_TASK DESCRIPTION:_
If a line in the data holds the string "emoji", list it.
* * *
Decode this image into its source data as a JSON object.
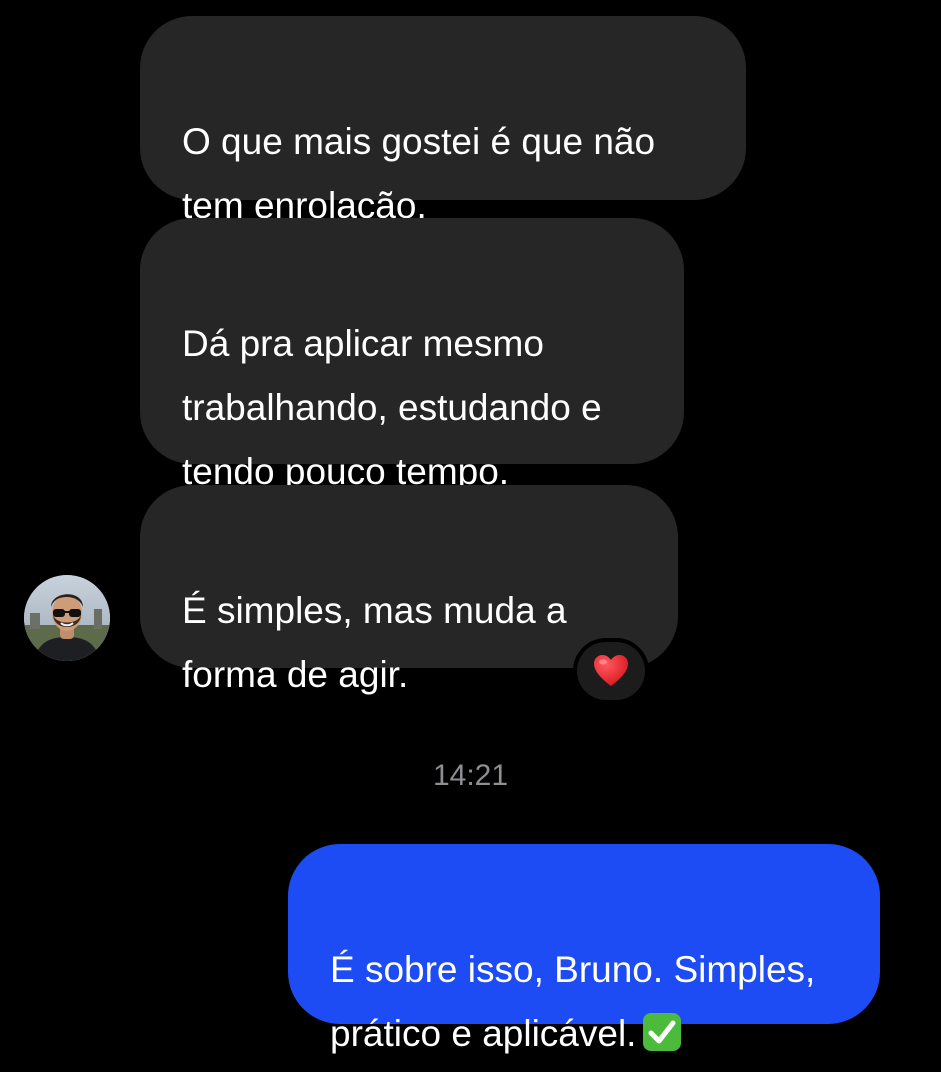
{
  "theme": {
    "background": "#000000",
    "incoming_bubble": "#262626",
    "outgoing_bubble": "#1e4cf4",
    "text": "#ffffff",
    "timestamp_text": "#8e8e93"
  },
  "conversation": {
    "messages": [
      {
        "direction": "incoming",
        "text": "O que mais gostei é que não\ntem enrolação."
      },
      {
        "direction": "incoming",
        "text": "Dá pra aplicar mesmo\ntrabalhando, estudando e\ntendo pouco tempo."
      },
      {
        "direction": "incoming",
        "text": "É simples, mas muda a\nforma de agir.",
        "reaction": "heart-emoji"
      },
      {
        "direction": "outgoing",
        "text": "É sobre isso, Bruno. Simples,\nprático e aplicável.",
        "trailing_icon": "check-mark-emoji"
      }
    ],
    "timestamp": "14:21",
    "sender_avatar": "avatar-photo"
  }
}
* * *
_RESULT FOR THIS TASK:_
        "reaction": "heart-emoji"
        "trailing_icon": "check-mark-emoji"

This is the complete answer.